One of the critical tasks in SAS is to take data from an outside source and bring it into the environment for analysis. One of the most ubiquitous sources for data is, of course, Excel, so I decided to use it as the example for this “How to Import” article.
First and foremost, the Excel file must be in XLS (97 – 2004 file format) – the new XLSX extension won’t import with the automatically generated SAS code. In the event that your spreadsheet is in XLSX format, you could change the DBMS= to XLXS and change the extension on the file to XLSX and it works fine.
Secondly, please read the documentation for the virtual machine / operating system – setting up the folder will literally “make or break” your ability to import data.
One of the features I’m extremely fond of in SAS University Edition are the “Snippets” (see https://communities.sas.com/docs/DOC-10596 for more information). Using the IMPORT XLS snippet, and putting in the path to my file, this is what I end up with.
Easy and straightforward, and for a regular Excel file without anything unusual, this will work.
Here are the results as outputted by SAS:
But we all know that a data file is rarely perfect.

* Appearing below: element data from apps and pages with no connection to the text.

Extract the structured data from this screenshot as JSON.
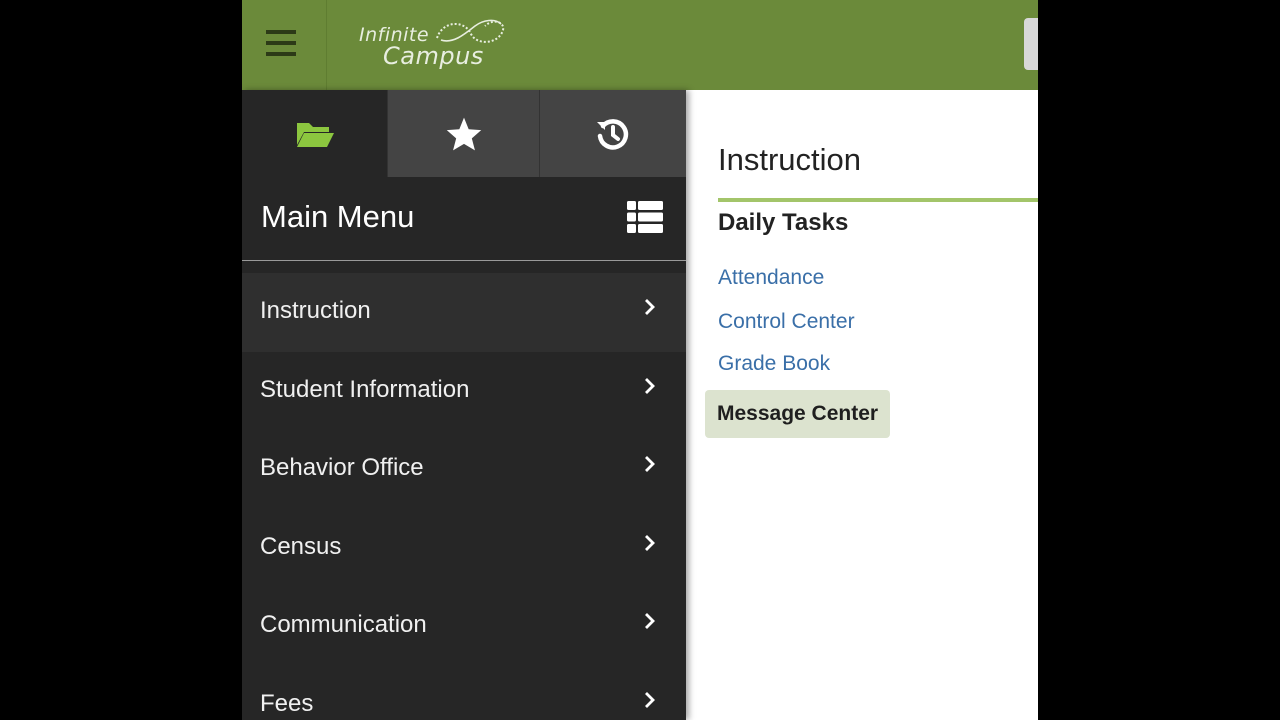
{
  "app": {
    "logo_line1": "Infinite",
    "logo_line2": "Campus",
    "brand_color": "#6b8a3a"
  },
  "topbar": {
    "menu_icon": "hamburger-icon"
  },
  "sidebar": {
    "tabs": [
      {
        "icon": "folder-open-icon",
        "color": "#8cc63f"
      },
      {
        "icon": "star-icon",
        "color": "#ffffff"
      },
      {
        "icon": "history-icon",
        "color": "#ffffff"
      }
    ],
    "title": "Main Menu",
    "title_icon": "list-icon",
    "items": [
      {
        "label": "Instruction"
      },
      {
        "label": "Student Information"
      },
      {
        "label": "Behavior Office"
      },
      {
        "label": "Census"
      },
      {
        "label": "Communication"
      },
      {
        "label": "Fees"
      }
    ]
  },
  "content": {
    "title": "Instruction",
    "section": "Daily Tasks",
    "links": [
      {
        "label": "Attendance"
      },
      {
        "label": "Control Center"
      },
      {
        "label": "Grade Book"
      },
      {
        "label": "Message Center"
      }
    ]
  }
}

I’m going to show you a couple of tricks to get around some oddball stuff I’ve encountered.
Here’s a screenshot of the data (modified from the previous example’s data):
Note that I’ve added line of text on the first row. When I import this using the previous code, SAS has done what I asked – imported the complete dataset and printed it out. It used the text from the first cell as the name of the first variable, and it generated names for the other rows, since the corresponding cells were blank in row 1. Obviously this won’t work, and I need to figure out a way to import just the data.
Using the DATAROW statement, which allows me to specify what row the data starts on, seems promising.
OK, I’m getting really close – but still not quite. I need some way to have SAS Studio assign valid names to the variables, instead of using the column headings from the worksheet.
Here’s the code, using the GETNAMES=NO statement.
That does it – the data is imported, and we can now get down to the business of our analysis!